The European Convention on Human Rights has been a standard-setting text for transitions to peace and democracy in states throughout Europe. This book analyses the content, role and effects of the jurisprudence of the European Court relating to societies in transition. It features a wide range of transitional challenges, from killings by security forces in Northern Ireland to property restitution in East Central Europe, and from political upheaval in the Balkans to the position of religious minorities and Roma. Has the European Court developed a specific transitional jurisprudence? How do politics affect the ways in which the Court's judgments are implemented? Does the Court's case-law itself become woven into narratives of struggle in transitional societies? This book seeks to answer these questions by highlighting the unique role of Europe's main guardian of human rights, the Court in Strasbourg. It includes a comparison with the Inter-American and African human rights systems.And this is the table of contents:
1. Introduction, Michael Hamilton and Antoine BuyseHopefully enjoy reading!
2. Transitional emergency jurisprudence: derogation and transition, Fionnuala Ní Aoláin
3. Rights and victims, martyrs and memories: the European Court of Human Rights and political transition in Northern Ireland, Kris Brown
4. The ECHR and transition: confronting the consequences of authoritarianism and conflict, Christopher Lamont
5. Freedom of religion and democratic transition, James Sweeney
6. The truth, the past and the present: Article 10 of the ECHR and situations of transition, Antoine Buyse
7. Transition, political loyalties and the order of the state, Michael Hamilton
8. Transition, equality and non-discrimination, Anne Smith and Rory O'Connell
9. Closing the door on restitution: the European Court of Human Rights, Tom Allen and Benedict Douglas
10. The inter-American human rights system and transitional processes, Diego Rodriquez-Pinzon

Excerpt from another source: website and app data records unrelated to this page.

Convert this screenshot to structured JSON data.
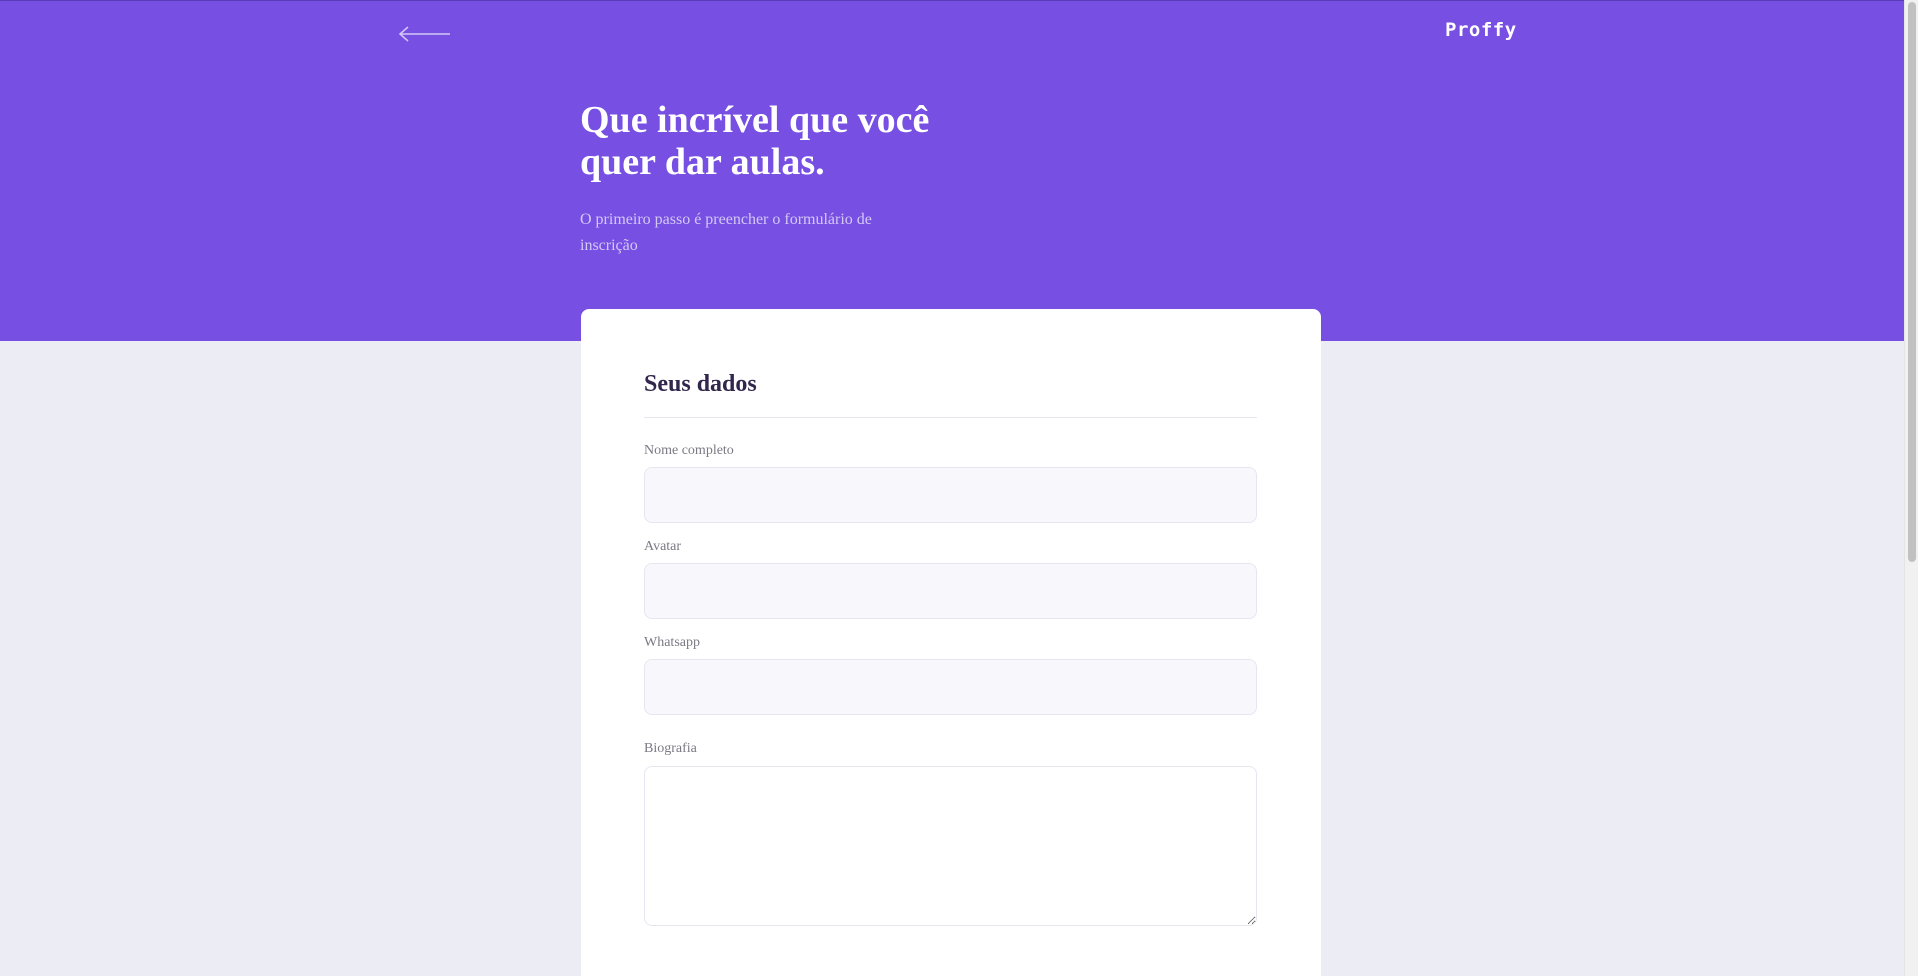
{
  "header": {
    "back_icon": "arrow-left-icon",
    "logo_text": "Proffy",
    "title": "Que incrível que você quer dar aulas.",
    "subtitle": "O primeiro passo é preencher o formulário de inscrição"
  },
  "form": {
    "section_title": "Seus dados",
    "fields": [
      {
        "label": "Nome completo",
        "value": "",
        "type": "input"
      },
      {
        "label": "Avatar",
        "value": "",
        "type": "input"
      },
      {
        "label": "Whatsapp",
        "value": "",
        "type": "input"
      },
      {
        "label": "Biografia",
        "value": "",
        "type": "textarea"
      }
    ]
  },
  "colors": {
    "primary": "#774fe3",
    "background": "#ececf5",
    "card": "#ffffff",
    "title_text": "#32264d",
    "label_text": "#7b7a85",
    "input_bg": "#f8f8fc",
    "input_border": "#e6e6f0"
  }
}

11. The 'transitional' jurisprudence of the African Commission on Human and Peoples' Rights, Gina Bekker
12. Conclusions, Antoine Buyse and Michael Hamilton.